Contrast that with her “refugee disguise” which nods heavily to traditional Russian fashion.
(I don’t know what refugee would dress like a Russian Empress, but you do you, Padmé!)
In addition to the diverse designs of Padmé’s dresses, there’s also just the quality of the construction.
One of my costuming friends on Instagram made a very accurate replica of this blue velvet robe and I can’t remember how many yards of velvet it required, but it was a LOT! The smocking is insane!!
Another dress that’s incredibly detailed is her wedding dress.
The fabric used to embellish the dress is actually antique and from the Edwardian era. Maybe one reason I love her wedding dress so much is because it was heavily inspired by Edwardian dresses! The veil feels like it’s straight out of the 1920s, too.
Last but not least, how can I not discuss my beloved Picnic Dress?
If you at all followed my process of making this dress, it is sooo richly detailed and textured and there’s so many different colors being used. I’m really glad I invested the time into remaking this dress in winter 2019. It’s truly a romantic piece, perfect for running around outside on a summer day! You can check out the Gallery (or my Instagram or Facebook) to see pictures of my replica of this dress. Which, by the way, my Picnic dress won second place in the Needlework category in the Star Wars Celebration 2019 costume contest.
(Photo found on the Star Wars Celebration website.)

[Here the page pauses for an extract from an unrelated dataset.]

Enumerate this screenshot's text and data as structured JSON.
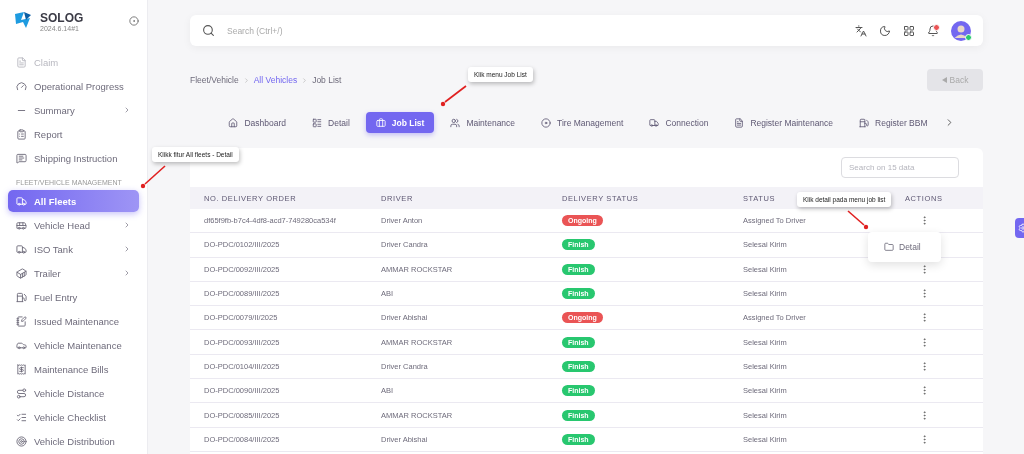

I hope you enjoyed reading about and seeing pictures of all these lovely costumes! If you have any thoughts about these costumes or maybe some other movie costumes you enjoy, feel free to add a comment. Thanks for reading!